How to complete this task
Return all lines of the data in which the string "icon" occurs.

Web page and app entries:
------------------------------------------------
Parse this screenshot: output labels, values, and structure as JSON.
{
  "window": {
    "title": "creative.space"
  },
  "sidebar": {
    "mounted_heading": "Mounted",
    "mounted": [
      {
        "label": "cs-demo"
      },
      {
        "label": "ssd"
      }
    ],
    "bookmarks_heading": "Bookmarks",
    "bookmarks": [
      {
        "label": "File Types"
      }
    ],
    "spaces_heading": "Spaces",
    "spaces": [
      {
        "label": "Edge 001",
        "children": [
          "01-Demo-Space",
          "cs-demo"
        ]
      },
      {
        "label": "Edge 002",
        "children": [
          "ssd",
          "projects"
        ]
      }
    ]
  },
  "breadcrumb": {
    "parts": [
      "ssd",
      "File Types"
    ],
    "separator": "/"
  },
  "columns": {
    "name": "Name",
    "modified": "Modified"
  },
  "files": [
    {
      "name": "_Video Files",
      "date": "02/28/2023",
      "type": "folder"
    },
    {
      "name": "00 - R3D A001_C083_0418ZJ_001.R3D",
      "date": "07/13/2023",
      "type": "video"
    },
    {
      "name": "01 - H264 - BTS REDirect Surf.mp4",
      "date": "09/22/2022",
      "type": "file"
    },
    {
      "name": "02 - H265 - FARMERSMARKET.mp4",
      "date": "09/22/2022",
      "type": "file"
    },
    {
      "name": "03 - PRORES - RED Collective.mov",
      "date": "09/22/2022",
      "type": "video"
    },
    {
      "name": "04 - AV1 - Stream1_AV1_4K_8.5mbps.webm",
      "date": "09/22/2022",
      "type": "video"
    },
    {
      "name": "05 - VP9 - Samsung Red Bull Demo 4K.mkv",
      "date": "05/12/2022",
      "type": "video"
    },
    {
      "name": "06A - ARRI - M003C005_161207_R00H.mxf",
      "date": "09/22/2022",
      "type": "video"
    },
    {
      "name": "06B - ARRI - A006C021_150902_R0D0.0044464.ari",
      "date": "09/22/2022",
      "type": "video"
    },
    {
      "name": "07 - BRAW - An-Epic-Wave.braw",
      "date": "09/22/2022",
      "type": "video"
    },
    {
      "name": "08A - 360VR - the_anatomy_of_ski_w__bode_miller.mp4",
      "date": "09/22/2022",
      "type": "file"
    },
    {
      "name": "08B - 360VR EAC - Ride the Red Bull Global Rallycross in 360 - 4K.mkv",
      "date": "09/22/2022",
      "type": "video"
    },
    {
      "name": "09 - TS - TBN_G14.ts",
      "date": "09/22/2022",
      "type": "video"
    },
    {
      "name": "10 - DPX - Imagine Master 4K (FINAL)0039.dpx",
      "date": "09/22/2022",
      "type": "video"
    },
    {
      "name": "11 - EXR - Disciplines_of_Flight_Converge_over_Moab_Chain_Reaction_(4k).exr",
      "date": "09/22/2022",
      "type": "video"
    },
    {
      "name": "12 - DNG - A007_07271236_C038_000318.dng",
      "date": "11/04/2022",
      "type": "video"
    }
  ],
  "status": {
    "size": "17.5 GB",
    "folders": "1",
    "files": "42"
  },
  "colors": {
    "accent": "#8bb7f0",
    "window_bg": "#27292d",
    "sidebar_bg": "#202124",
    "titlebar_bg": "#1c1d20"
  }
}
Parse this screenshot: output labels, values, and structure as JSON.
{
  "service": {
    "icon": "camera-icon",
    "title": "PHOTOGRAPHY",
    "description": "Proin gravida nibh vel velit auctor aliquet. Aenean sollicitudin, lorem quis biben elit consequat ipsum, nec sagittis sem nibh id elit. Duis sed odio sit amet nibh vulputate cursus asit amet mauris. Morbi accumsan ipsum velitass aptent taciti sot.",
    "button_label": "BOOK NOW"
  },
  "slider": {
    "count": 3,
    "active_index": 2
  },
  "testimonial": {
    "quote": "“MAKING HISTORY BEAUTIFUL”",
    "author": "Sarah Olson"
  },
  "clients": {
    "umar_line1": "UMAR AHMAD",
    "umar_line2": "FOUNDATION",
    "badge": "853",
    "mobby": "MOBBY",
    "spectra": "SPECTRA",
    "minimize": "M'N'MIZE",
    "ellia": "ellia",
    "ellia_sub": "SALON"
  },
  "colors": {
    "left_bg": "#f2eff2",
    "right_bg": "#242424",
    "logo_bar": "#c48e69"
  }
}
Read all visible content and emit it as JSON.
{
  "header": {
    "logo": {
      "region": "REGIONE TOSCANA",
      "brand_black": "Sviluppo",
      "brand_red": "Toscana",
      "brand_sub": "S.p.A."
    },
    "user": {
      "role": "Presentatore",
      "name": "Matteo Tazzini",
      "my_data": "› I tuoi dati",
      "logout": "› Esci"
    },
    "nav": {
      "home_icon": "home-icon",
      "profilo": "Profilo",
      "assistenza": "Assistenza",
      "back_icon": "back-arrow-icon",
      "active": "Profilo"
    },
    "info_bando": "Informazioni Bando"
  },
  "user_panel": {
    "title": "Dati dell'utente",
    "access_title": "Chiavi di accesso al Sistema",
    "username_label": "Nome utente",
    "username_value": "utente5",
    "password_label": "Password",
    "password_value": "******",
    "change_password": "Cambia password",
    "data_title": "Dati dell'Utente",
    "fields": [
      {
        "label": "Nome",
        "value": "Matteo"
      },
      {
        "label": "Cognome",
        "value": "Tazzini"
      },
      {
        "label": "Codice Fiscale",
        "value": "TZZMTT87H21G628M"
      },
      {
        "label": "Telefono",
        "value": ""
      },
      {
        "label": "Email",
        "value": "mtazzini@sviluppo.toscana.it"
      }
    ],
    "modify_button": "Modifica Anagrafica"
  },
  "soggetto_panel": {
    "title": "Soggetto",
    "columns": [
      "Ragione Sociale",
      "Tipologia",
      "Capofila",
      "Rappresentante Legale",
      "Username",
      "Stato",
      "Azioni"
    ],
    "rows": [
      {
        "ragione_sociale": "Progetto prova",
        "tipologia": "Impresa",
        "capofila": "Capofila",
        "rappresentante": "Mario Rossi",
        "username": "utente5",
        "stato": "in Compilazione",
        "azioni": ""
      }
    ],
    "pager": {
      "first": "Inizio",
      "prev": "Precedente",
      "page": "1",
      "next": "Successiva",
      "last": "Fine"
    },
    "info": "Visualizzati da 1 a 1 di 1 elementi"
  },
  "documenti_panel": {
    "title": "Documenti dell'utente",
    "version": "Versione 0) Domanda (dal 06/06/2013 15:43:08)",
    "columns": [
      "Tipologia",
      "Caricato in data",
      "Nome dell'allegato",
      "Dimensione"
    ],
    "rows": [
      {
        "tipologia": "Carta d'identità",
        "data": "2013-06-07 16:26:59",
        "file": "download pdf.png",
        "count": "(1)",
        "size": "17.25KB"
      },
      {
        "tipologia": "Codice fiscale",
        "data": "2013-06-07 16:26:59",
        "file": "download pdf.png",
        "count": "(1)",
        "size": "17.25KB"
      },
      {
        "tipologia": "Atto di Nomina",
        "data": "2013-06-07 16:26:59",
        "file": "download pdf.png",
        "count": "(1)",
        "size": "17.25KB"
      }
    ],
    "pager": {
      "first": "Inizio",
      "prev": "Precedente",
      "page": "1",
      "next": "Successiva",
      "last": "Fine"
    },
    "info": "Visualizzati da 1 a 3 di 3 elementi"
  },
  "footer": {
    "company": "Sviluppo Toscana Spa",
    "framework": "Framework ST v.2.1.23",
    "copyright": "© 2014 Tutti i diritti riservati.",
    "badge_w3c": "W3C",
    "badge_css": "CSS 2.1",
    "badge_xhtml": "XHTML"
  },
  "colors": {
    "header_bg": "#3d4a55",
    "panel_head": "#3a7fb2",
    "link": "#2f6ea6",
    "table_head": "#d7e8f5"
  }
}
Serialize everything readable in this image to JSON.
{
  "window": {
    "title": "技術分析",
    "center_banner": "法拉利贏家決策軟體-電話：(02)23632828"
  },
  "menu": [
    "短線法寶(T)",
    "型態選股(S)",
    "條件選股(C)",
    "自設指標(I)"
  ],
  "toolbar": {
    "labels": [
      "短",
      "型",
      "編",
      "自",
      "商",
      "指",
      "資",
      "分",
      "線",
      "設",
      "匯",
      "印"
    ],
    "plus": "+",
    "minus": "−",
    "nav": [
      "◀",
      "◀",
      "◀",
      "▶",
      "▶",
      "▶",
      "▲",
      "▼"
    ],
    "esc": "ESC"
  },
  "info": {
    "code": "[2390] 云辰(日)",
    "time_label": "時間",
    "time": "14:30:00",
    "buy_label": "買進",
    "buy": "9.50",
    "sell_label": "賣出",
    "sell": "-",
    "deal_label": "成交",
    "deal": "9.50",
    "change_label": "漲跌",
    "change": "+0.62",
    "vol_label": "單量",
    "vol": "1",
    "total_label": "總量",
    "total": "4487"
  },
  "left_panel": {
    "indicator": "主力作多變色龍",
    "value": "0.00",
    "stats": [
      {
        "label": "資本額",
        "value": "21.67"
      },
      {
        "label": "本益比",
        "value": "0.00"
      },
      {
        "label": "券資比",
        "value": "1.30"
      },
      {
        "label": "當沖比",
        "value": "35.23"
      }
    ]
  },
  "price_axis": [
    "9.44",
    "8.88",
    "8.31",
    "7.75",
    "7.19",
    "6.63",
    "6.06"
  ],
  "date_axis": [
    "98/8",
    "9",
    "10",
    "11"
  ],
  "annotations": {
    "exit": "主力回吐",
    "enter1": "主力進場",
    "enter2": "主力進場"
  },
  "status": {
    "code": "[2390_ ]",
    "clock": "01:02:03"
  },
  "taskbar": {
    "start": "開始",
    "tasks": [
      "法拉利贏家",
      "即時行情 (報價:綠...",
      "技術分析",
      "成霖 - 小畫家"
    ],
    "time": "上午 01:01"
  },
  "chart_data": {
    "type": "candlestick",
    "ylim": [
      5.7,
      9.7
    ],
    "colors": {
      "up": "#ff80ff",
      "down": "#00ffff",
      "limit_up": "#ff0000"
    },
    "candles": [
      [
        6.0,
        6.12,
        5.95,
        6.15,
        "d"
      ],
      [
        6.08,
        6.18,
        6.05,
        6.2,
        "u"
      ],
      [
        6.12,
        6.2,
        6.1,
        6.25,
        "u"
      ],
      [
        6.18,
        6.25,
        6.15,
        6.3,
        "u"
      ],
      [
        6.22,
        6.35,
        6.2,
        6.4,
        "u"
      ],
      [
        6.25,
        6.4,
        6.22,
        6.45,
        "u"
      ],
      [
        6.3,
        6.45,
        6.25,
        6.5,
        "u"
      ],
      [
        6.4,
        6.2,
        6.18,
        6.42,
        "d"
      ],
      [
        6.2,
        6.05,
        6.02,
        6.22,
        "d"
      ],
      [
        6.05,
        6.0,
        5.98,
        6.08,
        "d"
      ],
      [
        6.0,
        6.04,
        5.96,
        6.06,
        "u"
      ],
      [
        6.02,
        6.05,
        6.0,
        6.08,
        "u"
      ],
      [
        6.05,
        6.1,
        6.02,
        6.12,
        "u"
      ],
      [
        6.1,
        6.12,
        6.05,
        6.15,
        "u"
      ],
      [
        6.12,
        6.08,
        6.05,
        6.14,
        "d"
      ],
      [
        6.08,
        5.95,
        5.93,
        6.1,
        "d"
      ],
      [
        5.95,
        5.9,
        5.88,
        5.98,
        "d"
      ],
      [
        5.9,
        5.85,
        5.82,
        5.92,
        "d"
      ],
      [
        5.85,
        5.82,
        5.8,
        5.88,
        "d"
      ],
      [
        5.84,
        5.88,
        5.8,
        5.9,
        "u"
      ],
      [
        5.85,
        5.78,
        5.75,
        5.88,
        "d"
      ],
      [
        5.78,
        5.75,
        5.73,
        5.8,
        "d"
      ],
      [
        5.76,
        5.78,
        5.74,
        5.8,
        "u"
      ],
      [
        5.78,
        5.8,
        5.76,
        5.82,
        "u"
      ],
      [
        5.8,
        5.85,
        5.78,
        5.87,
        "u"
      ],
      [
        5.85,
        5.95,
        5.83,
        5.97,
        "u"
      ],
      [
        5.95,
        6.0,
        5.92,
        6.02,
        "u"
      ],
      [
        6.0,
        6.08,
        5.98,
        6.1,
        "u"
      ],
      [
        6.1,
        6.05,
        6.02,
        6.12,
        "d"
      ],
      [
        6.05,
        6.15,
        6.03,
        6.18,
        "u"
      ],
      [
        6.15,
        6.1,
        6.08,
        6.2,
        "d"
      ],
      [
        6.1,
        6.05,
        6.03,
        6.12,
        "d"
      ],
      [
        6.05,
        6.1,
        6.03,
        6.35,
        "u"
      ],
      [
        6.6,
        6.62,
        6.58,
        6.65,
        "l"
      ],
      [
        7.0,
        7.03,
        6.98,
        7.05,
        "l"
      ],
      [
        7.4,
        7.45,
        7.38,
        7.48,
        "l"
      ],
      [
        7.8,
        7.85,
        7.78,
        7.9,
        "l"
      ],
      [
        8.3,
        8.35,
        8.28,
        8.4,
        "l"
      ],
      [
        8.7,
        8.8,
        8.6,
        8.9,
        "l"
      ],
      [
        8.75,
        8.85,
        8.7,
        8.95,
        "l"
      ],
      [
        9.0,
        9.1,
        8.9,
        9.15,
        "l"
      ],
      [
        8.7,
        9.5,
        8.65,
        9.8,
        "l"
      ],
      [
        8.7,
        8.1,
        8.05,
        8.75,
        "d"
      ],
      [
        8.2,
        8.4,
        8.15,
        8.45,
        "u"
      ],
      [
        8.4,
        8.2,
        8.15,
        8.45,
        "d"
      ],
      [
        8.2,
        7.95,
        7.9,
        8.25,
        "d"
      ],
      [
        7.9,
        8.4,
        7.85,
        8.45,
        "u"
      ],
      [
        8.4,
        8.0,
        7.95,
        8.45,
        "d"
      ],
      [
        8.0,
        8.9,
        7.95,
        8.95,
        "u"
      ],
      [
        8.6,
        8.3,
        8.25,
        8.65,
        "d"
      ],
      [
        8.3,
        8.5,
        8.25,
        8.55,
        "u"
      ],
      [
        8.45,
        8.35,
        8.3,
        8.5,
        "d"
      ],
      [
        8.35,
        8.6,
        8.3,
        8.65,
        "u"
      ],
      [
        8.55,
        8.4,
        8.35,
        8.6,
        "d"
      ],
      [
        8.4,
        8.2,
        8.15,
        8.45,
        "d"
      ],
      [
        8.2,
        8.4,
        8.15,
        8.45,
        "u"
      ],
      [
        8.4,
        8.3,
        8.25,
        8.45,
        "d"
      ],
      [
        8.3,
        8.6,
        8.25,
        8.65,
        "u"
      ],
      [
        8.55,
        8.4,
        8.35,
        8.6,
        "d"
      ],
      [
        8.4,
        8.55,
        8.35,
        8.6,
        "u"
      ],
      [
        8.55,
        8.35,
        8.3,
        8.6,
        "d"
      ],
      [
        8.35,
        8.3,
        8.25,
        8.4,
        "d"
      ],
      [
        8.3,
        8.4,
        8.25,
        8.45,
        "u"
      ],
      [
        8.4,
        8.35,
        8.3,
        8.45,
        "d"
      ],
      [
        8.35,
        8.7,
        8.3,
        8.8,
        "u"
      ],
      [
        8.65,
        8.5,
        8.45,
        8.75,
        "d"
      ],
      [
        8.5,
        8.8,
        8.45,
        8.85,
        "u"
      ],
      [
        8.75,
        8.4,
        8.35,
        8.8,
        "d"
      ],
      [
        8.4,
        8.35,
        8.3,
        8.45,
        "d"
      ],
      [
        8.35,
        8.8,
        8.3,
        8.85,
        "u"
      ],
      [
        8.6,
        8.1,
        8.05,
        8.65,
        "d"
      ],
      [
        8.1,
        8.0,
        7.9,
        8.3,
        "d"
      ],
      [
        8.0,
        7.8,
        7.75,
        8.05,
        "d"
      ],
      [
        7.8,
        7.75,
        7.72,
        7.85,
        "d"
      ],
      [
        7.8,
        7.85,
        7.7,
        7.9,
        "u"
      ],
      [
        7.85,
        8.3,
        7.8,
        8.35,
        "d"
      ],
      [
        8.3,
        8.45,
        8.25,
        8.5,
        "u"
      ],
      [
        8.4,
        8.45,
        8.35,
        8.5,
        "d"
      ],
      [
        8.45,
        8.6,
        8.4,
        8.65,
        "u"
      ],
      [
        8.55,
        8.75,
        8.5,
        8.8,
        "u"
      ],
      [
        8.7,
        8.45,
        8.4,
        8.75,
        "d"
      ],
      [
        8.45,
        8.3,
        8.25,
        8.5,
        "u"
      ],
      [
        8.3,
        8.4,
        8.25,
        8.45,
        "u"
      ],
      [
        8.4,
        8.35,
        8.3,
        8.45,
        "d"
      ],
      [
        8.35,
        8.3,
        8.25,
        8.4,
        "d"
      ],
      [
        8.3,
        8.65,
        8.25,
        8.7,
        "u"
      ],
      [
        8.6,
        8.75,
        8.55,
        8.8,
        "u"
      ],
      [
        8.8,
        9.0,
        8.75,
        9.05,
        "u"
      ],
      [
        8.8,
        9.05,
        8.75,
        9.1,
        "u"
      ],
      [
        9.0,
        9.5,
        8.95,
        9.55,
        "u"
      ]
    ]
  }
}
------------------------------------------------
Task answer
    "icon": "camera-icon",
      "home_icon": "home-icon",
      "back_icon": "back-arrow-icon",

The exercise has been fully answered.